With its recent restoration, Gwanghwamun, like the country it gloriously anchors, is now free of past indignities and is a proud symbol of the incredible transformation that has made Korea a late 20th miracle and a 21st century trendsetter.

Miracle, however, really is not the right word to describe Korea's spectacular change and its current role as a global pacesetter. Hard work, sweat, tears and a little bit of fun on the side has taken Korea and Koreans to where they are today. Whether displayed in architecture, design or technology, Korea, like this incredible gate, shines with much deserved pride.

Gwanghwamun at night.

Gwanghwamun at night.

About The Author

Leon Kaye
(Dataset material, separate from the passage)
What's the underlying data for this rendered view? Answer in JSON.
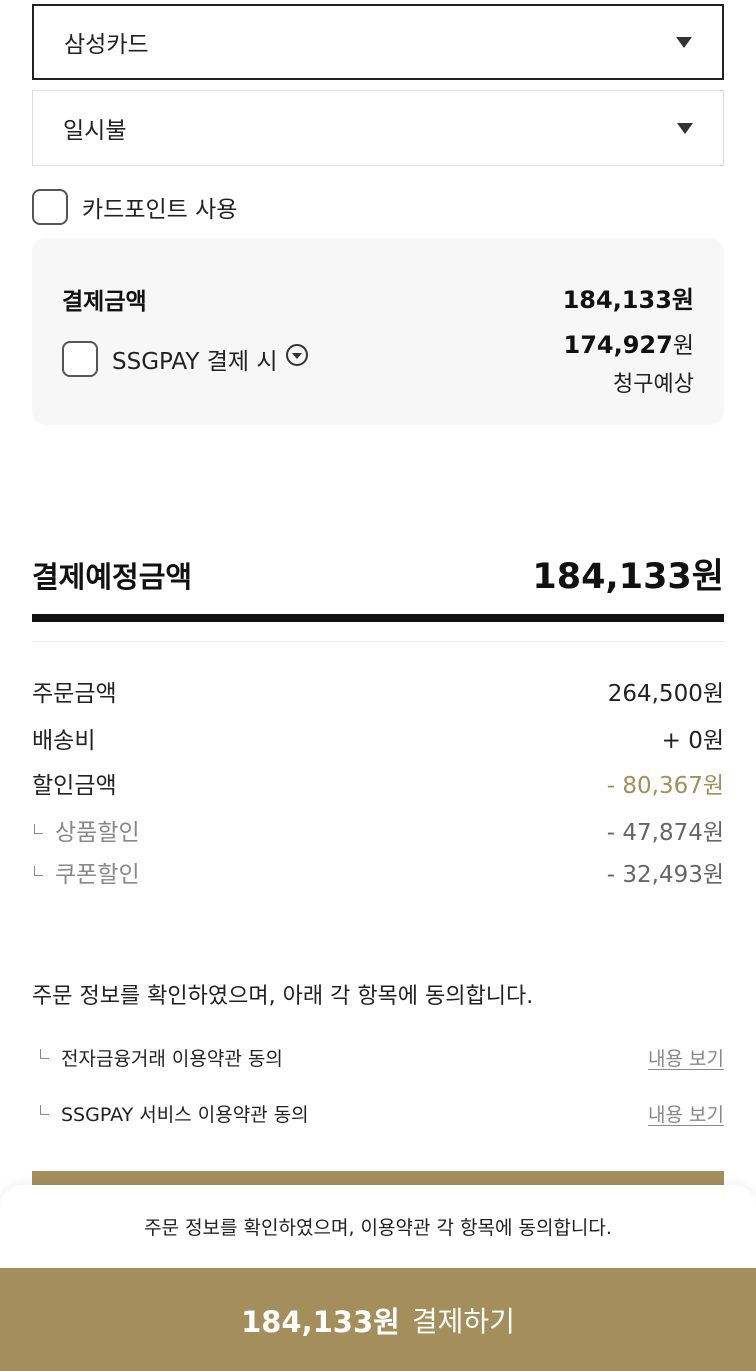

Leon Kaye is the founder and editor of Based in California, he specializes in social media consulting and strategic communications. A journalist and writer since 2009, his work has appeared on Triple Pundit , The Guardian's Sustainable Business site and has appeared on Inhabitat and Earth911. His focus is making the business case for sustainability and corporate social responsibility. Areas of interest include the <a Middle East, sustainable development in The Balkans, Brazil and Korea. He was a new media journalism fellow at the International Reporting Project, for which he covered child survival in India during February 2013. Contact him at You can also reach out via Twitter (Leon Kaye) and Instagram (GreenGoPost). Since 2013, he has spent much of his time in Abu Dhabi, UAE, working with Masdar, the emirate's renewable energy company. He lives in Fresno, California.